#### [Work item]
Search the entries below for the string "screenshot" and copy the lines that hold it.

┄┄┄┄┄┄

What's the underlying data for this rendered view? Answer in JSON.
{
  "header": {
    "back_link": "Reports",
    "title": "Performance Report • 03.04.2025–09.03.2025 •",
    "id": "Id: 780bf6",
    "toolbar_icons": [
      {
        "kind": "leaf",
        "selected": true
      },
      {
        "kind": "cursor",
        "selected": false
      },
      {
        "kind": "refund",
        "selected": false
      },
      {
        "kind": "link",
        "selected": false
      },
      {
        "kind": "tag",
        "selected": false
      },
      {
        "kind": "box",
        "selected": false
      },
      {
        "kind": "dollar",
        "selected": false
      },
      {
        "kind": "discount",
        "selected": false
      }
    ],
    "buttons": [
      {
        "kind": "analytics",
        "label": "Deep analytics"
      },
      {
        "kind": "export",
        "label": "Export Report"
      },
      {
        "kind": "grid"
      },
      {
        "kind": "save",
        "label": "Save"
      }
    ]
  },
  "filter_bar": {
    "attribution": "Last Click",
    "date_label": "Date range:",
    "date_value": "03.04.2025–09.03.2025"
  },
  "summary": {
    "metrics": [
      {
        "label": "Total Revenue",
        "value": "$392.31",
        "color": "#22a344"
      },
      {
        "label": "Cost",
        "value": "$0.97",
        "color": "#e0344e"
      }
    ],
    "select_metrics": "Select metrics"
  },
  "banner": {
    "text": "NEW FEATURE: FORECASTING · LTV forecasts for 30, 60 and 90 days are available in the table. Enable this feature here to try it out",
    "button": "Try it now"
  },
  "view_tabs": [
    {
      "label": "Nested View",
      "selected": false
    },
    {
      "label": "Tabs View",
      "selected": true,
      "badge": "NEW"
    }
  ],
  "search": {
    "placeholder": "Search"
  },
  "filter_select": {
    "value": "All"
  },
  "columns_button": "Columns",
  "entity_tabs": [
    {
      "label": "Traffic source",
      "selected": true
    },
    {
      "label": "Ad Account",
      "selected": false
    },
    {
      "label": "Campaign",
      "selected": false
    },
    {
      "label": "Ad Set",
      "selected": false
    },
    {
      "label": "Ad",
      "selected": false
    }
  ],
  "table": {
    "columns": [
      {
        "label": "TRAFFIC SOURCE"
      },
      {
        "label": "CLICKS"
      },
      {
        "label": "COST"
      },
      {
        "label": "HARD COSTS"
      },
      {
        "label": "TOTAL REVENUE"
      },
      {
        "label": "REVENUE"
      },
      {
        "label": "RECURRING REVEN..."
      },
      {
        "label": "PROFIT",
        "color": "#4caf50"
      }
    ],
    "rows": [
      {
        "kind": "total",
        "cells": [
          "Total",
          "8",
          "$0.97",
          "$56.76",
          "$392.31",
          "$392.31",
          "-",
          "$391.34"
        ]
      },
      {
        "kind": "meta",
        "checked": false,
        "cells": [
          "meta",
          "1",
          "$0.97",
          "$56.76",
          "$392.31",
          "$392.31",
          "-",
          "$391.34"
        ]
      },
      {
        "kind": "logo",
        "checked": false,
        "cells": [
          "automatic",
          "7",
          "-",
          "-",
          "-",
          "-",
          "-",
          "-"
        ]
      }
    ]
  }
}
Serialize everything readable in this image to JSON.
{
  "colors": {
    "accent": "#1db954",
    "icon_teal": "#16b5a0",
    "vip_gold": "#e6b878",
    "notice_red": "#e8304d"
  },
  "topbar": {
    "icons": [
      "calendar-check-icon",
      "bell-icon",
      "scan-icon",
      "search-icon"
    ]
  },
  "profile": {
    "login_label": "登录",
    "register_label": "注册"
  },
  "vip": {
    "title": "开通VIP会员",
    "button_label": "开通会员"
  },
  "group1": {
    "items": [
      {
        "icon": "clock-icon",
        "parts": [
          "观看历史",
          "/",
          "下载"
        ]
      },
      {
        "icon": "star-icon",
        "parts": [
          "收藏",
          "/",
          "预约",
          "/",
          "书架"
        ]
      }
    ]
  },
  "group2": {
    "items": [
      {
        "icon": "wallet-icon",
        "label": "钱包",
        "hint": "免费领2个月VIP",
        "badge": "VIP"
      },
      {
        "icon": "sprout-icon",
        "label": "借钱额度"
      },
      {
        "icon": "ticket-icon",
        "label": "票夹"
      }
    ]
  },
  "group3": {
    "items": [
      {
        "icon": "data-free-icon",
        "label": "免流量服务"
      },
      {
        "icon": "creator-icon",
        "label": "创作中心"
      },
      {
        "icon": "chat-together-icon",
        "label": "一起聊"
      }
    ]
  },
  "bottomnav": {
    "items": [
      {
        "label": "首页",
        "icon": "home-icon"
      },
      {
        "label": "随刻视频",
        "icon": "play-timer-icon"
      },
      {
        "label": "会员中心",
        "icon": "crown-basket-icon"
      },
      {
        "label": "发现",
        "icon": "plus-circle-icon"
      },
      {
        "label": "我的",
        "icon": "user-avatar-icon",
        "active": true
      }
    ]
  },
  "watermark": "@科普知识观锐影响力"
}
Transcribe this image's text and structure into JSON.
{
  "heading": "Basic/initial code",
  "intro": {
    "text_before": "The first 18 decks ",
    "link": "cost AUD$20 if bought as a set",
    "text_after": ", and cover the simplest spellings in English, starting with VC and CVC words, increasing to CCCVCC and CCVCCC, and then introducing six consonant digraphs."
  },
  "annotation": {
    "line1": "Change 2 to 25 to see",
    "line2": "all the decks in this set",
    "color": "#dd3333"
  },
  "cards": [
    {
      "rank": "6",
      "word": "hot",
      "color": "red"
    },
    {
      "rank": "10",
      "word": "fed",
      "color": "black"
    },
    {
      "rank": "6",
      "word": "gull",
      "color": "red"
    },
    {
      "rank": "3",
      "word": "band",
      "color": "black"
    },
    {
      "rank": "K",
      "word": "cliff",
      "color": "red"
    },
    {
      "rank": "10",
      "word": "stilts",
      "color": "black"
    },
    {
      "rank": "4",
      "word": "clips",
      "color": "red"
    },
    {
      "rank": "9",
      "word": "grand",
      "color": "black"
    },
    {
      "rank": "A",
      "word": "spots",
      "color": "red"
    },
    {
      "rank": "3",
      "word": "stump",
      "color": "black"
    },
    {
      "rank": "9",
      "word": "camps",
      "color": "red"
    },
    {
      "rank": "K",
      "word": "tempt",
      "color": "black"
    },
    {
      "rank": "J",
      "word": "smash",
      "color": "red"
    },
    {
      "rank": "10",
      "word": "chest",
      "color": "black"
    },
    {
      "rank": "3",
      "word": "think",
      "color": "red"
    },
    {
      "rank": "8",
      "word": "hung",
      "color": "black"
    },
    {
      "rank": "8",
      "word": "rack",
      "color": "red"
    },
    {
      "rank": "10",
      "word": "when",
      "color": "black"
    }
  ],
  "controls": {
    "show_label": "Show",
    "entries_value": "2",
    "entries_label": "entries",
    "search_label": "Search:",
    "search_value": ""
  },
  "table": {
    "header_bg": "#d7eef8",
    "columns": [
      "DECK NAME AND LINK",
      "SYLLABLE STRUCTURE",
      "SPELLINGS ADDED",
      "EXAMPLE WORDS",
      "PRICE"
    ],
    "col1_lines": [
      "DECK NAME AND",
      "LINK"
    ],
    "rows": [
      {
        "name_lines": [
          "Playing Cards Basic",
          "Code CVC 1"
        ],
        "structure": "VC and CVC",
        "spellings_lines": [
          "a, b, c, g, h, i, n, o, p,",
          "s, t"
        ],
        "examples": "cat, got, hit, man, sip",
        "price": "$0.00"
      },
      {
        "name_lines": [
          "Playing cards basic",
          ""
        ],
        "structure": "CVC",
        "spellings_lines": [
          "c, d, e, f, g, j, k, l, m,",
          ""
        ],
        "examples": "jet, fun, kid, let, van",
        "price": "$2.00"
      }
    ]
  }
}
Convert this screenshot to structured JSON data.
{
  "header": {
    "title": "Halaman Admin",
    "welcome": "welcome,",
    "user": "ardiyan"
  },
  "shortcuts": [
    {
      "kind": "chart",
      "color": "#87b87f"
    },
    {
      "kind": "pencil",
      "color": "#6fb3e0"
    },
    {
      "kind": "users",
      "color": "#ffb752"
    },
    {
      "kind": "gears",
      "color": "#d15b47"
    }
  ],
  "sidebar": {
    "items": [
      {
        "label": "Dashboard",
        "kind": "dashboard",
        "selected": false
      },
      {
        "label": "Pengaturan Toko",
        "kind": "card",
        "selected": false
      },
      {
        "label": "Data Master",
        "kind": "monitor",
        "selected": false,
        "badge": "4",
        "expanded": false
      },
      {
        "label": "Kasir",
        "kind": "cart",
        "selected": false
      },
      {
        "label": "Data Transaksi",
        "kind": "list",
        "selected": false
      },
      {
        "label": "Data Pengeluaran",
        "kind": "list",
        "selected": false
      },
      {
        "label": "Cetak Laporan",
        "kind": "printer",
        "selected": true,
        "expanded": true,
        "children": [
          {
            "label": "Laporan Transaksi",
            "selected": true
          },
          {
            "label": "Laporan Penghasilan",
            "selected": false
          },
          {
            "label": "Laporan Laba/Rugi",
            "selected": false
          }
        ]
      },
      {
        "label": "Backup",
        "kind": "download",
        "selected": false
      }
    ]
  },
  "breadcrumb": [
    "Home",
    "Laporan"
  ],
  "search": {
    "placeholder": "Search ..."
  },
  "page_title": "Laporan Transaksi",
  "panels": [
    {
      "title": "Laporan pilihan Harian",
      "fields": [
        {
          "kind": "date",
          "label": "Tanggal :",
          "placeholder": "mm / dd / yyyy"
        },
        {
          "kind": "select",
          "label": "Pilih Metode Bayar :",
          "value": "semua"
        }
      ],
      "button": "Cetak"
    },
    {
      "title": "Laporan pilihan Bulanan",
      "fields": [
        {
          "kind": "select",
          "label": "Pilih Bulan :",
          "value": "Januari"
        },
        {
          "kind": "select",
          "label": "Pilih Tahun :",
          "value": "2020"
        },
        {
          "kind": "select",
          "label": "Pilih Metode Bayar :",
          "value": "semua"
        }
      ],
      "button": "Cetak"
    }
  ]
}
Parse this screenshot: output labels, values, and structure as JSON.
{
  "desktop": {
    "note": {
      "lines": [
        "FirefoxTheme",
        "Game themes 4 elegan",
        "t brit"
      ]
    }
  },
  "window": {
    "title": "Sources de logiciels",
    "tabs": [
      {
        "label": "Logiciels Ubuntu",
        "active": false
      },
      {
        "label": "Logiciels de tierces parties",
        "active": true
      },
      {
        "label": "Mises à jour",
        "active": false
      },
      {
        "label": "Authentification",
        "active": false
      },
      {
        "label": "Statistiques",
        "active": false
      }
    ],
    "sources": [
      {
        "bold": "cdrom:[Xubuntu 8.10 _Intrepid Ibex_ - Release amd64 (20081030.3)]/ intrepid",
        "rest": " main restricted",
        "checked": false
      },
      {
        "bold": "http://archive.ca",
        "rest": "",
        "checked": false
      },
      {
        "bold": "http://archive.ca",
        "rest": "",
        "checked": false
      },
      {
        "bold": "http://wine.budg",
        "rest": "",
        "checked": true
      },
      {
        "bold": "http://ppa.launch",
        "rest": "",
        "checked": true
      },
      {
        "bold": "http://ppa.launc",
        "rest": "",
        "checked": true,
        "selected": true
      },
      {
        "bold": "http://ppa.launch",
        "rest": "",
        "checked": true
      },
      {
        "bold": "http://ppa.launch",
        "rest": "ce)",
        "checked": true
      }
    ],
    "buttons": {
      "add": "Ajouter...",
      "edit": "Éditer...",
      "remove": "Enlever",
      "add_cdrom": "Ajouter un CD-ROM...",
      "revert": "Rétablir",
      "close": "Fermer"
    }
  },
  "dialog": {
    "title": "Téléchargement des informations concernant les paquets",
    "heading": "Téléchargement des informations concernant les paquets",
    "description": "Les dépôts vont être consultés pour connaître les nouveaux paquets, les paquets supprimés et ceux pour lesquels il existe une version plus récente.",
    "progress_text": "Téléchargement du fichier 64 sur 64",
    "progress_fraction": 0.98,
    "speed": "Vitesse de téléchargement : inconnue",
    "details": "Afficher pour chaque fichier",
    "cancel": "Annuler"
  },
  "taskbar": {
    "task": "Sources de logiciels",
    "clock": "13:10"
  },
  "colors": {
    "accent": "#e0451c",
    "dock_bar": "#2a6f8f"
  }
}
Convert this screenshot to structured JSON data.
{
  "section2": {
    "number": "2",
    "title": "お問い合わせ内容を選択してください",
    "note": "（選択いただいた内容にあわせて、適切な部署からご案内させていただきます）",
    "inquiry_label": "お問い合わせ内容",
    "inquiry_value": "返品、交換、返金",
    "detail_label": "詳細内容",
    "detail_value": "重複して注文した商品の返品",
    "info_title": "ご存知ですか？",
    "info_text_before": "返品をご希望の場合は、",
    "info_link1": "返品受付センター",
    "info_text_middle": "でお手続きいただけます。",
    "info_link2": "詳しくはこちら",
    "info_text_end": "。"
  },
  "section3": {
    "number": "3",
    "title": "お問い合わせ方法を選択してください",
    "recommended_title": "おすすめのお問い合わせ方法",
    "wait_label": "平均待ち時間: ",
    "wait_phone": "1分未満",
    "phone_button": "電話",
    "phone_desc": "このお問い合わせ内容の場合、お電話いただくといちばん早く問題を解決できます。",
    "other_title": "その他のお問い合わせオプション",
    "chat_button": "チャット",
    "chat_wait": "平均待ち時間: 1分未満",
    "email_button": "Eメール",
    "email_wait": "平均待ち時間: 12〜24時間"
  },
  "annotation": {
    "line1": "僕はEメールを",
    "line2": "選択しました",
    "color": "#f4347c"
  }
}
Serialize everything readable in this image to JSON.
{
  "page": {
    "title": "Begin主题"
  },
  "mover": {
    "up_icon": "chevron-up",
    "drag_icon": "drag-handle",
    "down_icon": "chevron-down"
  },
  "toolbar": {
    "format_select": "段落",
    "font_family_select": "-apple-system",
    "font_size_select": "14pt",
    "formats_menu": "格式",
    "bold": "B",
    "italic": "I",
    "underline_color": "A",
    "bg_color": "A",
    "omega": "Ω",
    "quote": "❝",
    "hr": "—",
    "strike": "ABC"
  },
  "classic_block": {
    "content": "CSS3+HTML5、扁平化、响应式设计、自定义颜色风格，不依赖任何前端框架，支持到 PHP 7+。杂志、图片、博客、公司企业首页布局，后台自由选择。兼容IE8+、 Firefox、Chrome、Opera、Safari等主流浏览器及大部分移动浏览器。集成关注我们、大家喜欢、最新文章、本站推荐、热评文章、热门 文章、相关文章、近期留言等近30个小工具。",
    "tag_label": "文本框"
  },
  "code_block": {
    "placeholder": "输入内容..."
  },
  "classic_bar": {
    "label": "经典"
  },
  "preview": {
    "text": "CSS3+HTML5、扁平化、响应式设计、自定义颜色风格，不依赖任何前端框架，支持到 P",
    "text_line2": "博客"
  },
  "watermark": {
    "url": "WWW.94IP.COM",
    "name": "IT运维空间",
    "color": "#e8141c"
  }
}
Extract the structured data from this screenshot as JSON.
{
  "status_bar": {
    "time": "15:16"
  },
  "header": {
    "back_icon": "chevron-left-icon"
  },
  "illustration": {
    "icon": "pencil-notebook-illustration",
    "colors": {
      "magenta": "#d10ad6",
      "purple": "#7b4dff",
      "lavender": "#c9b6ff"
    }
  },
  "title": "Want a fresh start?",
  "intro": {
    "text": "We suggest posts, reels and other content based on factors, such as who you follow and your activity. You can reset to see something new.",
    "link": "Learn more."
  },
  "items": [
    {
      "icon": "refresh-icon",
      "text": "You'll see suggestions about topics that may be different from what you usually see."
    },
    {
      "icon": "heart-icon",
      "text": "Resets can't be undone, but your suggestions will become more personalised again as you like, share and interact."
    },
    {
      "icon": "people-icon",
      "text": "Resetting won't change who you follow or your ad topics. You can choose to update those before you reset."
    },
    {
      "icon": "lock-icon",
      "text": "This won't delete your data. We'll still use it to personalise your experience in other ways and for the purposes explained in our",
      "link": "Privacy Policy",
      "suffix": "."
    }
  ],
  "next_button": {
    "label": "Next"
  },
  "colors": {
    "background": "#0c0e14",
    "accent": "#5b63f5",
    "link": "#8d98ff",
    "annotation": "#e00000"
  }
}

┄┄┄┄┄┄

#### [Reply]
Convert this screenshot to structured JSON data.
Parse this screenshot: output labels, values, and structure as JSON.
Convert this screenshot to structured JSON data.
Extract the structured data from this screenshot as JSON.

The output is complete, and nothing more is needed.